> while Python can access the API in its entirety.
> Again, automatic layout by data grouping wouldn't of course be a
> substitute for manual UIs, nor it has ever dreamed of being so. Some UIs
> are too complicated to be automated, but that doesn't mean you can't
> automate simpler UIs. That's why I said only 70% would be avoided, but
> still complicate UIs are the minority. By automating the simpler cases
> you can concentrate more on the harder ones.
> The more time is spent in doing new things with what's there now the
> harder it becomes to change things once we do have a clearer design.
> Proof of that are UI scripts, there's so many of them that people are
> reluctant in changing the way they work.
> Maybe had the amount of UI Python code written so far been 30% in
> quantity of what it is the introduction of a new system wouldn't have
> been so badly received :)
> Brecht Van Lommel wrote, on 08/11/2010 08:57 PM:
>> I think this declarative UI is an interesting experiment, but in this
>> state it also doesn't really address any important problems. In my
>> opinion it's only useful when it's used for a GUI designer, there's a
>> small improvement in readability for simple cases, but for more
>> difficult cases with for/if loops it might also makes things more
>> complicated.

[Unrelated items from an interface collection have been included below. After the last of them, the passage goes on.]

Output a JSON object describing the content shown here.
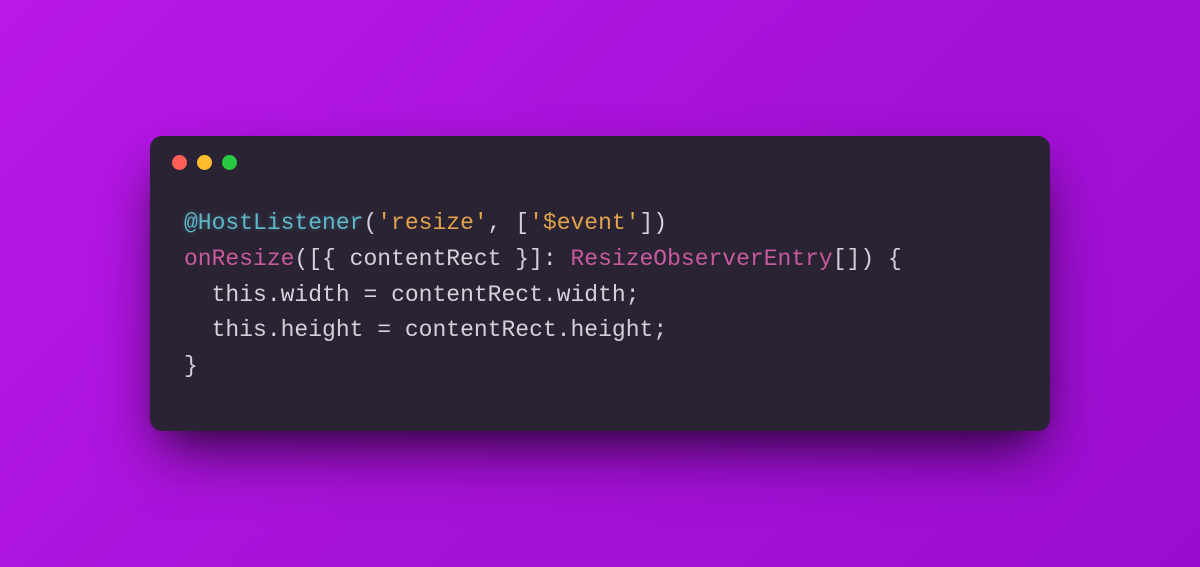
{
  "traffic_lights": {
    "red": "#ff5f57",
    "yellow": "#febc2e",
    "green": "#28c840"
  },
  "code": {
    "line1": {
      "decorator": "@HostListener",
      "open": "(",
      "arg1": "'resize'",
      "sep": ", [",
      "arg2": "'$event'",
      "close": "])"
    },
    "line2": {
      "fn": "onResize",
      "params_open": "([{ ",
      "param": "contentRect",
      "params_mid": " }]: ",
      "type": "ResizeObserverEntry",
      "arr": "[]",
      "params_close": ") {"
    },
    "line3": {
      "indent": "  ",
      "lhs": "this.width",
      "eq": " = ",
      "rhs": "contentRect.width",
      "semi": ";"
    },
    "line4": {
      "indent": "  ",
      "lhs": "this.height",
      "eq": " = ",
      "rhs": "contentRect.height",
      "semi": ";"
    },
    "line5": {
      "close": "}"
    }
  }
}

Going from one text based format to another only seems
>> like a small improvement that is not worth the effort.
>> Second, I think smarter layout engines and/or doing things based on
>> data grouping is interesting, but I've always found these things
>> fuzzy. Because it's all python code now it's pretty flexible to solve
>> some things, also where perhaps the design doesn't fit so well. For
>> example the theme user preferences or keymaps, or texture properties.
>> We can of course say, well, then those things have to be solved then,
>> cleaning up the design so the UI can reflect it properly without being
>> confusing. That's great, but I also don't see a clear path to get
>> there... only solutions to make the things that are already quite
>> simple a bit simpler. To me it's more interesting to look into how can
>> we make better list widgets, data block management UI, accommodate
>> node based materials/textures/particles, etc, .. in a way that is
>> consistent throughout the interface, easy to understand/use, and not
>> hacked code.
>> Bf-committers mailing list
>> Bf-committers at blender.org
> Bf-committers mailing list
> Bf-committers at blender.org
More information about the Bf-committers